▸ **WHAT IS NEEDED**
Could you repeat the entries below word for word, leaving nothing out?

(DATA RECORDS begins)

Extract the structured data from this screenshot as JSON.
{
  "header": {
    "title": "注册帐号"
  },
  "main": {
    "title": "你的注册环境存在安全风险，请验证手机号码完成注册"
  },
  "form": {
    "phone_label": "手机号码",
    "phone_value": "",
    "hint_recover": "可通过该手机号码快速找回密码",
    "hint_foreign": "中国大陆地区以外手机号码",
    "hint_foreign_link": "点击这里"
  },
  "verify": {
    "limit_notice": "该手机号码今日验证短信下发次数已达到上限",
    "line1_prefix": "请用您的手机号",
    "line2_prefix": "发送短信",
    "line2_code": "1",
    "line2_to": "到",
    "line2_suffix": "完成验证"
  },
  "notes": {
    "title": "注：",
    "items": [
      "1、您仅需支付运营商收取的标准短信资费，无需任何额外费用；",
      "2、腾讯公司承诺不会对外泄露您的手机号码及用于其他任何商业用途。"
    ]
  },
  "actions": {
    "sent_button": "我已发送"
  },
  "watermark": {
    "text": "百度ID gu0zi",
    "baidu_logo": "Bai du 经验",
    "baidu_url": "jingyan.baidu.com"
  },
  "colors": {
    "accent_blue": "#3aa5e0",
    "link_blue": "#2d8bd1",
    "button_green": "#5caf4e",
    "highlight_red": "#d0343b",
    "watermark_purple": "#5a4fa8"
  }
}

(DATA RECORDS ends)

▸ **FINISHED EXERCISE**
Extract the structured data from this screenshot as JSON.
{
  "header": {
    "title": "注册帐号"
  },
  "main": {
    "title": "你的注册环境存在安全风险，请验证手机号码完成注册"
  },
  "form": {
    "phone_label": "手机号码",
    "phone_value": "",
    "hint_recover": "可通过该手机号码快速找回密码",
    "hint_foreign": "中国大陆地区以外手机号码",
    "hint_foreign_link": "点击这里"
  },
  "verify": {
    "limit_notice": "该手机号码今日验证短信下发次数已达到上限",
    "line1_prefix": "请用您的手机号",
    "line2_prefix": "发送短信",
    "line2_code": "1",
    "line2_to": "到",
    "line2_suffix": "完成验证"
  },
  "notes": {
    "title": "注：",
    "items": [
      "1、您仅需支付运营商收取的标准短信资费，无需任何额外费用；",
      "2、腾讯公司承诺不会对外泄露您的手机号码及用于其他任何商业用途。"
    ]
  },
  "actions": {
    "sent_button": "我已发送"
  },
  "watermark": {
    "text": "百度ID gu0zi",
    "baidu_logo": "Bai du 经验",
    "baidu_url": "jingyan.baidu.com"
  },
  "colors": {
    "accent_blue": "#3aa5e0",
    "link_blue": "#2d8bd1",
    "button_green": "#5caf4e",
    "highlight_red": "#d0343b",
    "watermark_purple": "#5a4fa8"
  }
}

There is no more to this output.